There were twenty- two of them in all, dressed to the nines in their Sunday best—long, colorful dresses, pressed suits, and polished shoes for the special occasion.

Wilmington stepped in front of the group and faced the suited man. “What’s the meaning of this? We’re supposed to be escorted to Majestic, Oklahoma.” He removed the pamphlet from his coat, as most of the others had already done. “See? Right here.” Only then did he notice the rippling white flags spaced out across the prairie land, staked like the homesteading of virgin land instead of one already expertly developed.

The suited man said, “I’m sorry, sir. But there is no Majestic, Oklahoma.”

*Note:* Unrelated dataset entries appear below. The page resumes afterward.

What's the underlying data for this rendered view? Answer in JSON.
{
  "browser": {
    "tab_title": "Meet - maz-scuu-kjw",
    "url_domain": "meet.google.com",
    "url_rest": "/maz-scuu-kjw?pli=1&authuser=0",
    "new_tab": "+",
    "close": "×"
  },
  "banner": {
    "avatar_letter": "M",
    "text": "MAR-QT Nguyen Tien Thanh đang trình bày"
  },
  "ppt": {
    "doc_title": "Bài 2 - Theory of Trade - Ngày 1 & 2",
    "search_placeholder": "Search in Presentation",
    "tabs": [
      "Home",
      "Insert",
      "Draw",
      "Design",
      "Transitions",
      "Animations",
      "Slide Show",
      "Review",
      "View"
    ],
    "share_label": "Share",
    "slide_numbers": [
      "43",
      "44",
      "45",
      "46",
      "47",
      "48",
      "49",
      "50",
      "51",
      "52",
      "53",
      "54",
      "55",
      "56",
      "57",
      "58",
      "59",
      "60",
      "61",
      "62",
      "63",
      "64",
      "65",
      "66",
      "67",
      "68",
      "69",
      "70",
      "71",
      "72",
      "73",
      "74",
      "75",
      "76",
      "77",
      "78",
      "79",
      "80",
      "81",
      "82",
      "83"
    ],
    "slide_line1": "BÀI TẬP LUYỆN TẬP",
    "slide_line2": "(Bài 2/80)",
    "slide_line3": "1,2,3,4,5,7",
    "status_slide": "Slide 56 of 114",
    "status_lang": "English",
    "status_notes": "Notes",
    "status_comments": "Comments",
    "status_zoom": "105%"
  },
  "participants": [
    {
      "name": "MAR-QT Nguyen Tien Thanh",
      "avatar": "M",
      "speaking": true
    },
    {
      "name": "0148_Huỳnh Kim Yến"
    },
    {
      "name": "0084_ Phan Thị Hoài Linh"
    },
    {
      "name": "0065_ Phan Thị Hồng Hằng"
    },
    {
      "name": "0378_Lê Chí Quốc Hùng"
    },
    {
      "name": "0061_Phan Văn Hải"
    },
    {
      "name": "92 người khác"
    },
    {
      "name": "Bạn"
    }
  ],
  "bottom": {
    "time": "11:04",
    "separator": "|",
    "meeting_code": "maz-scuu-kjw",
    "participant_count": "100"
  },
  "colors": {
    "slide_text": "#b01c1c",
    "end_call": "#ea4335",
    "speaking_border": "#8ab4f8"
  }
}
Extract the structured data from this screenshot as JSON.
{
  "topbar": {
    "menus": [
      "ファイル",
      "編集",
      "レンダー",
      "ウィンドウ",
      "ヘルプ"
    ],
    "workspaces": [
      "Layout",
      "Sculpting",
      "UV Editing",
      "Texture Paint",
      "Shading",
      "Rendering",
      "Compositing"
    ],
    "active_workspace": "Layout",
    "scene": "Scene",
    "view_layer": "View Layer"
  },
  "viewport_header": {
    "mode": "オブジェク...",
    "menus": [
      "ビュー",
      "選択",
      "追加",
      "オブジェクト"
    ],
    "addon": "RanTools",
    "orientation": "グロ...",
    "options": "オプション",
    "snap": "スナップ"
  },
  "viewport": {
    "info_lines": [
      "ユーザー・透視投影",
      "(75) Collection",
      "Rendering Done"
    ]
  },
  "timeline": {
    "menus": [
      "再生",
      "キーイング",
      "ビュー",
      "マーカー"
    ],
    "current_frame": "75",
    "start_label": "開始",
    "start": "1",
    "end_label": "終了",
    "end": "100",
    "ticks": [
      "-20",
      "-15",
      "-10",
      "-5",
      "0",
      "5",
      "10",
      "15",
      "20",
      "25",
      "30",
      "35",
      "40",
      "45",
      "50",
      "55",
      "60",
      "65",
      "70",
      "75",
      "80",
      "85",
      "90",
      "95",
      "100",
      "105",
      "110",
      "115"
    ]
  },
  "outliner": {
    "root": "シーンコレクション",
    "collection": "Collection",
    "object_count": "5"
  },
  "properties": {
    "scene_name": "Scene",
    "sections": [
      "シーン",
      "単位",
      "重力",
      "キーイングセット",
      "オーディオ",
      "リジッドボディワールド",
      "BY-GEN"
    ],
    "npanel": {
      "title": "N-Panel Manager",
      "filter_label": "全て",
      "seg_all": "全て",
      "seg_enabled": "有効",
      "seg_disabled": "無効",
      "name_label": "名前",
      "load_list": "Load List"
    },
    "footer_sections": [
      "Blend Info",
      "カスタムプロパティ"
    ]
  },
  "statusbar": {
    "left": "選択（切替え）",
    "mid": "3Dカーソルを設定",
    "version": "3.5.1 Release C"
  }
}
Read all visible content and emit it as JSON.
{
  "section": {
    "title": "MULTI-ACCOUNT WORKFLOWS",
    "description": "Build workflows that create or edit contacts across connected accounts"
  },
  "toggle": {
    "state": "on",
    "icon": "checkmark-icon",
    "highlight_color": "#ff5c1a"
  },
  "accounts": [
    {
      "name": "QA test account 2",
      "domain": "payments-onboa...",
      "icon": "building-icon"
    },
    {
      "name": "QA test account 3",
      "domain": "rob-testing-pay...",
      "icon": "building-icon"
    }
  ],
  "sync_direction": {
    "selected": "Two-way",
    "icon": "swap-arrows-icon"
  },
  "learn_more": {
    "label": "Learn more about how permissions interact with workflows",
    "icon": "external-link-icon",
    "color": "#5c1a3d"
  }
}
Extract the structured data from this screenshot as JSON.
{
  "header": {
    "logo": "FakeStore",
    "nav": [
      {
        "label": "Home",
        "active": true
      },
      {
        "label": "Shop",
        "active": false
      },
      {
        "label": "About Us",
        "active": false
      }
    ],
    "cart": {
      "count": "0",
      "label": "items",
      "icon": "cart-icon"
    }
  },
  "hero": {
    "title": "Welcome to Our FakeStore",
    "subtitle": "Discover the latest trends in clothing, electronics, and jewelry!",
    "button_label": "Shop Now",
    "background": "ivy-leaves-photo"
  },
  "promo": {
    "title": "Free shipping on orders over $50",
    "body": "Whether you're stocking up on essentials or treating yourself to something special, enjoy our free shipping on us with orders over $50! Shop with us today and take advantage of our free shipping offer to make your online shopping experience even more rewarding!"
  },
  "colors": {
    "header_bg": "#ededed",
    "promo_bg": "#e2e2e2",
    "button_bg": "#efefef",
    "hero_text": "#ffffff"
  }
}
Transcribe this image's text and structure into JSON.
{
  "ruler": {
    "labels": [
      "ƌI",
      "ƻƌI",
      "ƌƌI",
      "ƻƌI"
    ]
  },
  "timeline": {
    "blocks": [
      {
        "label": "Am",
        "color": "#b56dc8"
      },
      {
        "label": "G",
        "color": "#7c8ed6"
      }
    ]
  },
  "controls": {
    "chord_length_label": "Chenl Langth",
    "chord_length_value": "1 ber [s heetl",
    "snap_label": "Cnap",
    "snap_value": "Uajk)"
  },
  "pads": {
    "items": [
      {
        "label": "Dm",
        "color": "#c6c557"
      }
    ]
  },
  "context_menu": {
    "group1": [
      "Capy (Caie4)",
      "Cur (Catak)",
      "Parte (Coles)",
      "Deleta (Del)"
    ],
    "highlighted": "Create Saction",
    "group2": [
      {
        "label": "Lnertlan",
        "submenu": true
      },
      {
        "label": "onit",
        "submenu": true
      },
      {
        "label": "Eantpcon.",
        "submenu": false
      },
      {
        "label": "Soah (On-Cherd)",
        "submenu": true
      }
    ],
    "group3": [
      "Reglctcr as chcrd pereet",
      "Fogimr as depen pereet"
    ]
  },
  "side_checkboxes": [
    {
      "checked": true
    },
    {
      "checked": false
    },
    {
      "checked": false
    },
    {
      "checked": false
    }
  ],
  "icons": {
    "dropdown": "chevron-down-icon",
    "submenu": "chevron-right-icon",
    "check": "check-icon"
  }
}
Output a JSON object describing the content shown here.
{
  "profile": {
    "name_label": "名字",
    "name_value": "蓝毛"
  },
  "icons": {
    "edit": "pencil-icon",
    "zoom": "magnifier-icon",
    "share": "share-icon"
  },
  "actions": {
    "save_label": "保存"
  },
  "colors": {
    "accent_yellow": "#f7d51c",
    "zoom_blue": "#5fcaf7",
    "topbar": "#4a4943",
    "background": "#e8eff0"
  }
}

Wilmington showed him the pamphlet, pointed hard enough to crinkle the paper. “There sure is. It has paved roads and buildings and plots of land to grow wheat on.”

“Well.” The man chuckled. “The land we got.” He reached his hand out for a shake, but Wilmington didn’t bother. “My name is Donald Dupree. I work for the state government. I’m sorry to say, folks, but you’ve been swindled, same as the folks just west of here, in what was supposed to be Boise City. Except it looks much like this.”

Wilmington pointed to the pamphlet again, this time with a little defeat. “The buildings? The town fountain . . . with all that marble.”

“All made up, sir. A horrible fiction, I’m afraid. But I’m happy to say the developers who conned you have been arrested and will be held in Leavenworth until their trial.”

The newcomers eyed one another. Tears mingled with the  wind. Husbands held their wives as prairie grass whipped to a frenzy around ankles and knees. All those white flags. Miles upon miles of desolation cut by a blazing sun. The orange sky looked to be bleeding in places, swirling just along the horizon. Grass as far as the eye could see.

“We want to help right this wrong,” said Donald. “We’ve staked the land, and we’re prepared to sell it for next to nothing.” He forced a smile, the tips of his mustache fluttering. “Health, wealth, and opportunity. Right at your fingertips.”

Wilmington studied the land, inhaled the air, and turned to where Amanda and his new friend Orion stood. “We’re out in the middle of nowhere.”

The two men locked eyes. Amanda looked from one to the other and knew.

“We’re not going back, are we?”